◆ **TASK GOAL**: Drop the pictures and repeat the remaining data exactly.

────────────────────────────────────────

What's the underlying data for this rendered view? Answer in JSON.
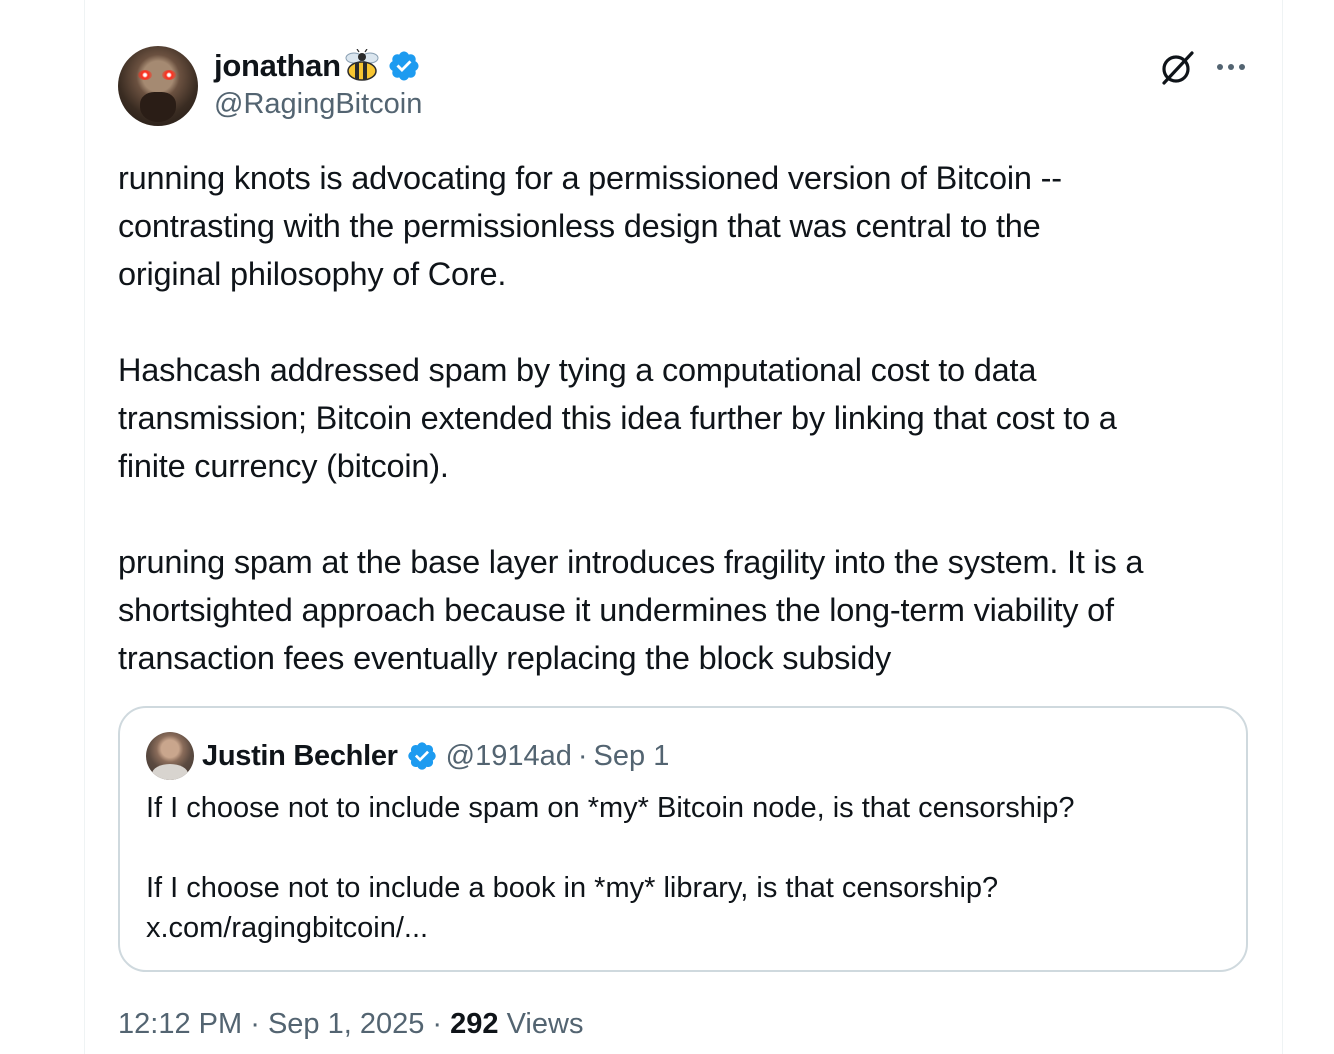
{
  "author": {
    "display_name": "jonathan",
    "emoji": "bee",
    "handle": "@RagingBitcoin",
    "verified": true
  },
  "icons": {
    "bee": "bee-icon",
    "verified": "verified-badge-icon",
    "grok": "grok-icon",
    "more": "more-options-icon"
  },
  "tweet": {
    "text": "running knots is advocating for a permissioned version of Bitcoin --\ncontrasting with the permissionless design that was central to the\noriginal philosophy of Core.\n\nHashcash addressed spam by tying a computational cost to data\ntransmission; Bitcoin extended this idea further by linking that cost to a\nfinite currency (bitcoin).\n\npruning spam at the base layer introduces fragility into the system. It is a\nshortsighted approach because it undermines the long-term viability of\ntransaction fees eventually replacing the block subsidy"
  },
  "quote": {
    "display_name": "Justin Bechler",
    "handle": "@1914ad",
    "separator": "·",
    "date": "Sep 1",
    "text": "If I choose not to include spam on *my* Bitcoin node, is that censorship?\n\nIf I choose not to include a book in *my* library, is that censorship?\nx.com/ragingbitcoin/..."
  },
  "footer": {
    "time": "12:12 PM",
    "separator": "·",
    "date": "Sep 1, 2025",
    "views_count": "292",
    "views_label": "Views"
  },
  "colors": {
    "text": "#0f1419",
    "secondary": "#536471",
    "verified": "#1d9bf0",
    "border": "#cfd9de"
  }
}
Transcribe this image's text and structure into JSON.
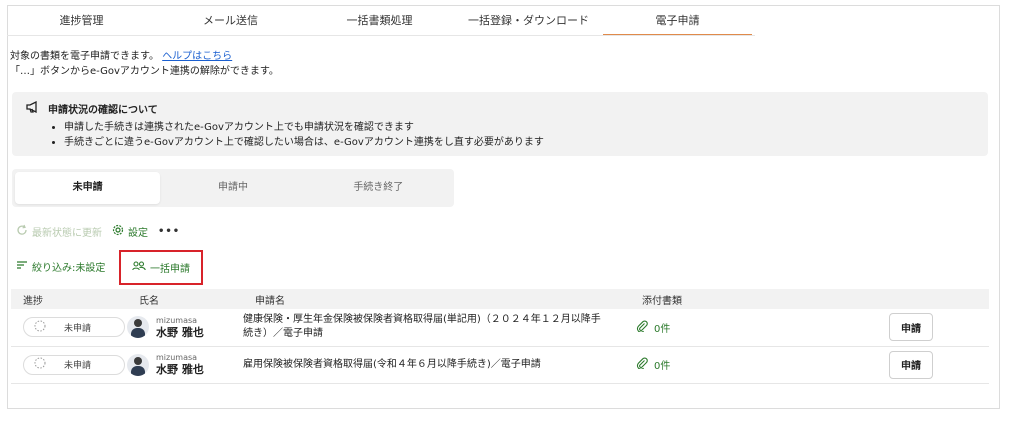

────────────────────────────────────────

◆ **PROBLEM SOLUTION**:
What's the underlying data for this rendered view? Answer in JSON.
{
  "author": {
    "display_name": "jonathan",
    "emoji": "bee",
    "handle": "@RagingBitcoin",
    "verified": true
  },
  "icons": {
    "bee": "bee-icon",
    "verified": "verified-badge-icon",
    "grok": "grok-icon",
    "more": "more-options-icon"
  },
  "tweet": {
    "text": "running knots is advocating for a permissioned version of Bitcoin --\ncontrasting with the permissionless design that was central to the\noriginal philosophy of Core.\n\nHashcash addressed spam by tying a computational cost to data\ntransmission; Bitcoin extended this idea further by linking that cost to a\nfinite currency (bitcoin).\n\npruning spam at the base layer introduces fragility into the system. It is a\nshortsighted approach because it undermines the long-term viability of\ntransaction fees eventually replacing the block subsidy"
  },
  "quote": {
    "display_name": "Justin Bechler",
    "handle": "@1914ad",
    "separator": "·",
    "date": "Sep 1",
    "text": "If I choose not to include spam on *my* Bitcoin node, is that censorship?\n\nIf I choose not to include a book in *my* library, is that censorship?\nx.com/ragingbitcoin/..."
  },
  "footer": {
    "time": "12:12 PM",
    "separator": "·",
    "date": "Sep 1, 2025",
    "views_count": "292",
    "views_label": "Views"
  },
  "colors": {
    "text": "#0f1419",
    "secondary": "#536471",
    "verified": "#1d9bf0",
    "border": "#cfd9de"
  }
}
Transcribe this image's text and structure into JSON.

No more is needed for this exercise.